X_train_arr = X_train.to_dask_array(lengths=True)
y_train_arr = y_train.to_dask_array(lengths=True)
X_test_arr = X_test.to_dask_array(lengths=True)
y_test_arr = y_test.to_dask_array(lengths=True)

lr_fitted = lr.fit(
    X_train_arr,
    y_train_arr,
)

Evaluate the model against the test set using MSE.

from dask_ml.metrics import mean_squared_error

lr_preds = lr_fitted.predict(X_test_arr)
mean_squared_error(y_test_arr, lr_preds, squared=False)

If you want your models to perform even faster, check our example on using RAPIDS on a GPU Cluster, where we have utilized Dask to orchestrate the model training over multiple worker machines, each with NVIDIA GPU to accelerate machine learning workflows.

from dask_saturn import SaturnCluster
from dask.distributed import Client

client = Client(SaturnCluster())


import dask.dataframe as dd

df = dd.read_csv(
    "s3://saturn-public-data/examples/Dask/revised_house", storage_options={"anon": True}
)


from dask_ml.model_selection import train_test_split

y = df["SalePrice"]
X = df[["YearBuilt", "BedroomAbvGr"]]

X_train, X_test, y_train, y_test = train_test_split(
    X, y, test_size=0.3, shuffle=True, random_state=2
)


import lightgbm as lgb

dask_model = lgb.DaskLGBMRegressor()
dask_model.fit(X_train, y_train)
preds = dask_model.predict(X_test)


import xgboost as xgb

dtrain = xgb.dask.DaskDMatrix(client=client, data=X_train, label=y_train)
result = xgb.dask.train(
    client=client,
    params={
        "objective": "reg:squarederror",
        "tree_method": "hist",
        "learning_rate": 0.1,
        "max_depth": 5,
    },
    dtrain=dtrain,
    num_boost_round=50,
)
y_pred = xgb.dask.predict(client, result, X_test)


from sklearn.pipeline import Pipeline
from dask_ml.linear_model import LinearRegression
from dask_ml.preprocessing import StandardScaler

lr = Pipeline(
    steps=[
        ("scale", StandardScaler()),
        ("clf", LinearRegression(penalty="l2", max_iter=100)),
    ]
)

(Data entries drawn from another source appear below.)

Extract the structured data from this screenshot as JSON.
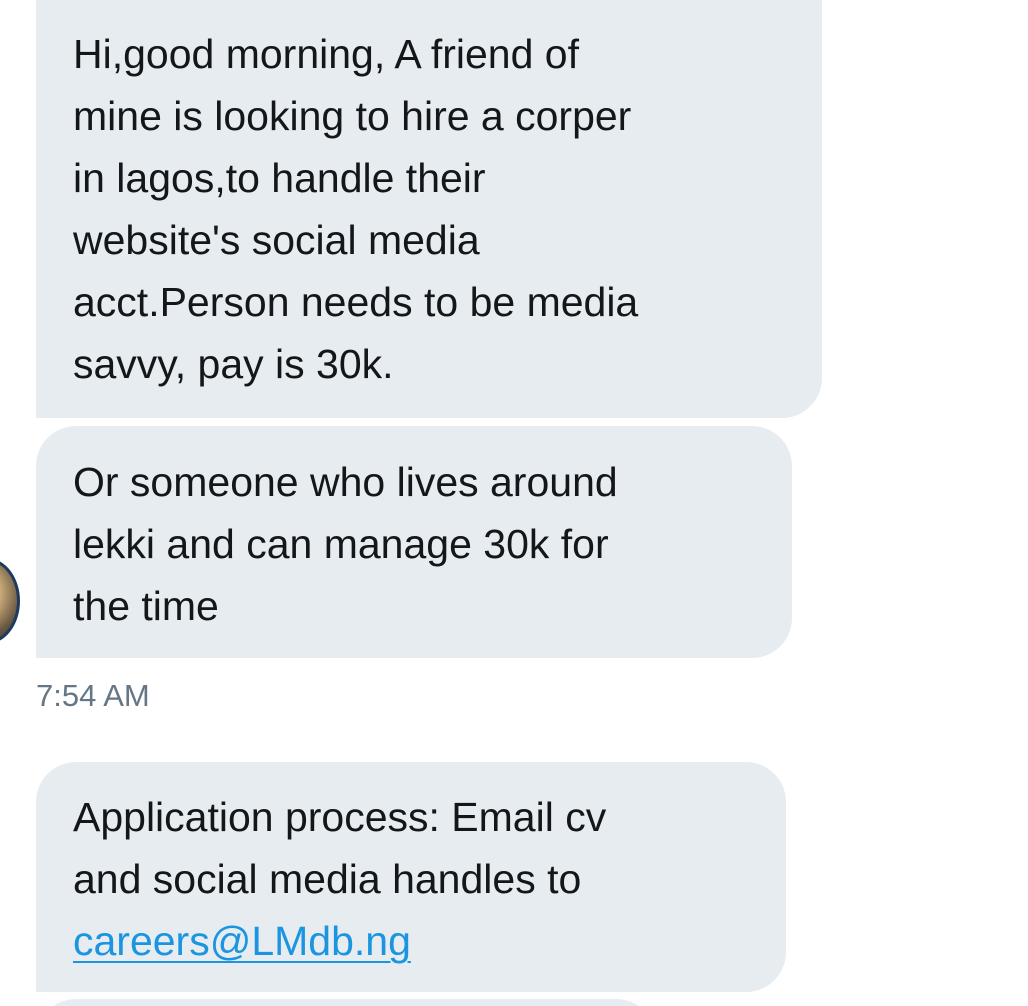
{
  "messages": [
    {
      "text": "Hi,good morning, A friend of\nmine is looking to hire a corper\nin lagos,to handle their\nwebsite's social media\nacct.Person needs to be media\nsavvy, pay is 30k."
    },
    {
      "text": "Or someone who lives around\nlekki and can manage 30k for\nthe time"
    },
    {
      "text_before_link": "Application process: Email cv\nand social media handles to\n",
      "link_text": "careers@LMdb.ng"
    }
  ],
  "timestamp": "7:54 AM",
  "colors": {
    "bubble_background": "#e6ecf0",
    "message_text": "#14171a",
    "link": "#1b95e0",
    "timestamp_text": "#657786"
  }
}
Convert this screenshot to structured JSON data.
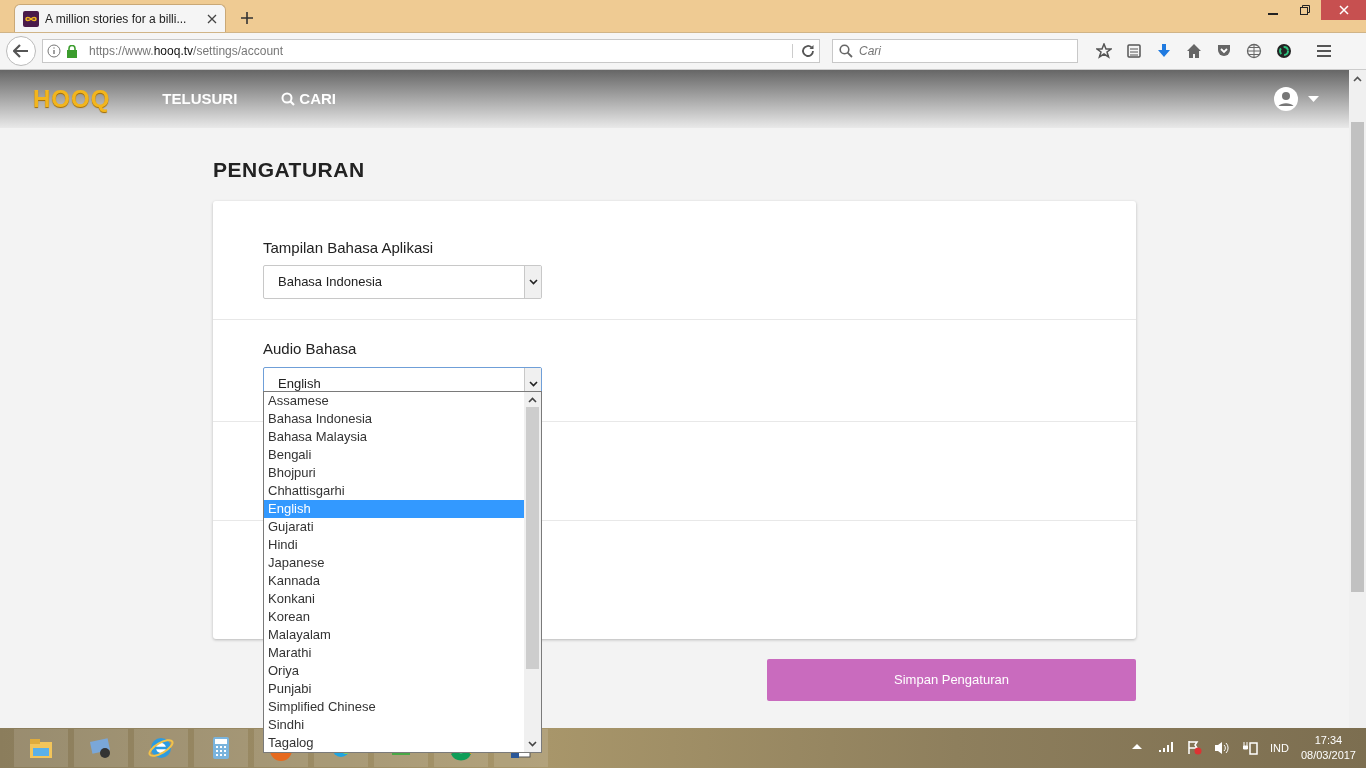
{
  "browser": {
    "tab_title": "A million stories for a billi...",
    "url_prefix": "https://www.",
    "url_host": "hooq.tv",
    "url_path": "/settings/account",
    "search_placeholder": "Cari"
  },
  "navbar": {
    "logo": "HOOQ",
    "links": [
      {
        "label": "TELUSURI",
        "kind": "text"
      },
      {
        "label": "CARI",
        "kind": "search"
      }
    ]
  },
  "page_title": "PENGATURAN",
  "settings": [
    {
      "label": "Tampilan Bahasa Aplikasi",
      "value": "Bahasa Indonesia",
      "focused": false
    },
    {
      "label": "Audio Bahasa",
      "value": "English",
      "focused": true
    }
  ],
  "dropdown": {
    "options": [
      {
        "label": "Assamese",
        "selected": false
      },
      {
        "label": "Bahasa Indonesia",
        "selected": false
      },
      {
        "label": "Bahasa Malaysia",
        "selected": false
      },
      {
        "label": "Bengali",
        "selected": false
      },
      {
        "label": "Bhojpuri",
        "selected": false
      },
      {
        "label": "Chhattisgarhi",
        "selected": false
      },
      {
        "label": "English",
        "selected": true
      },
      {
        "label": "Gujarati",
        "selected": false
      },
      {
        "label": "Hindi",
        "selected": false
      },
      {
        "label": "Japanese",
        "selected": false
      },
      {
        "label": "Kannada",
        "selected": false
      },
      {
        "label": "Konkani",
        "selected": false
      },
      {
        "label": "Korean",
        "selected": false
      },
      {
        "label": "Malayalam",
        "selected": false
      },
      {
        "label": "Marathi",
        "selected": false
      },
      {
        "label": "Oriya",
        "selected": false
      },
      {
        "label": "Punjabi",
        "selected": false
      },
      {
        "label": "Simplified Chinese",
        "selected": false
      },
      {
        "label": "Sindhi",
        "selected": false
      },
      {
        "label": "Tagalog",
        "selected": false
      }
    ]
  },
  "save_button": "Simpan Pengaturan",
  "taskbar": {
    "language": "IND",
    "time": "17:34",
    "date": "08/03/2017"
  }
}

X_train_arr = X_train.to_dask_array(lengths=True)
y_train_arr = y_train.to_dask_array(lengths=True)
X_test_arr = X_test.to_dask_array(lengths=True)
y_test_arr = y_test.to_dask_array(lengths=True)

lr_fitted = lr.fit(
    X_train_arr,
    y_train_arr,
)


from dask_ml.metrics import mean_squared_error

lr_preds = lr_fitted.predict(X_test_arr)
mean_squared_error(y_test_arr, lr_preds, squared=False)